Content starts
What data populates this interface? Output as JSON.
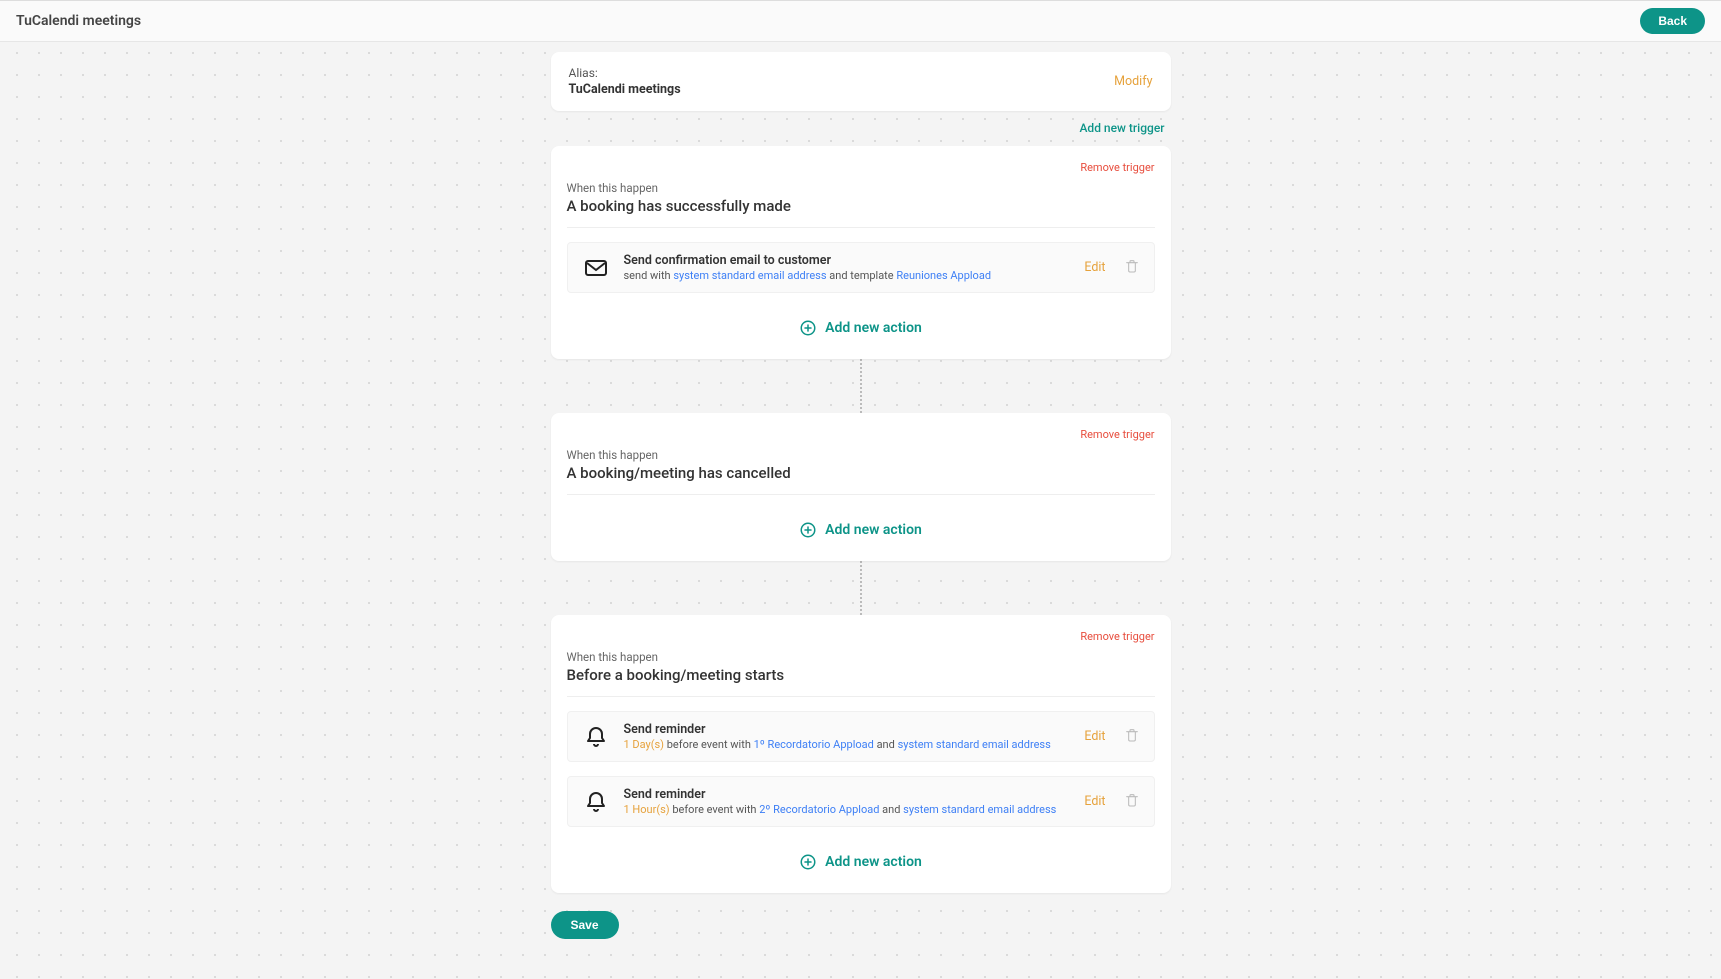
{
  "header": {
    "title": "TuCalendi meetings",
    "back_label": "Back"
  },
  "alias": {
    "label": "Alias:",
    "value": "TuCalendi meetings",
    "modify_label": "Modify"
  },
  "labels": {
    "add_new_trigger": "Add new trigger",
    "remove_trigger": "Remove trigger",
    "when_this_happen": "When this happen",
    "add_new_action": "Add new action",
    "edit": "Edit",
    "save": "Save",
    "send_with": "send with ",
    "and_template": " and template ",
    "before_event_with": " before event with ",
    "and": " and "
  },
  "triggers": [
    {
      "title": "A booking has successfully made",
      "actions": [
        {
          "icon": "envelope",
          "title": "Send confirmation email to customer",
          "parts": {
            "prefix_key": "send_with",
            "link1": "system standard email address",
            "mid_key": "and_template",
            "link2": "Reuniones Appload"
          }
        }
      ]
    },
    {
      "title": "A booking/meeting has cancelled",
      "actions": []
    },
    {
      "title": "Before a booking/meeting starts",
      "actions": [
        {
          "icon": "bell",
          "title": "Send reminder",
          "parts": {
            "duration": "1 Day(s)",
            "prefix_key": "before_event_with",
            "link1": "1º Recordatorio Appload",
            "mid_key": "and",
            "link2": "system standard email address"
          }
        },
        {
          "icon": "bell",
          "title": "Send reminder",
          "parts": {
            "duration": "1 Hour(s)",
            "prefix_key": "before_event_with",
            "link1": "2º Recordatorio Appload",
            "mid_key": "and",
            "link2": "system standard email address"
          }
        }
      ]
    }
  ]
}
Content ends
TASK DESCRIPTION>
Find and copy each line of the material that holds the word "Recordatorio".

RESULT OF THE EXERCISE>
            "link1": "1º Recordatorio Appload",
            "link1": "2º Recordatorio Appload",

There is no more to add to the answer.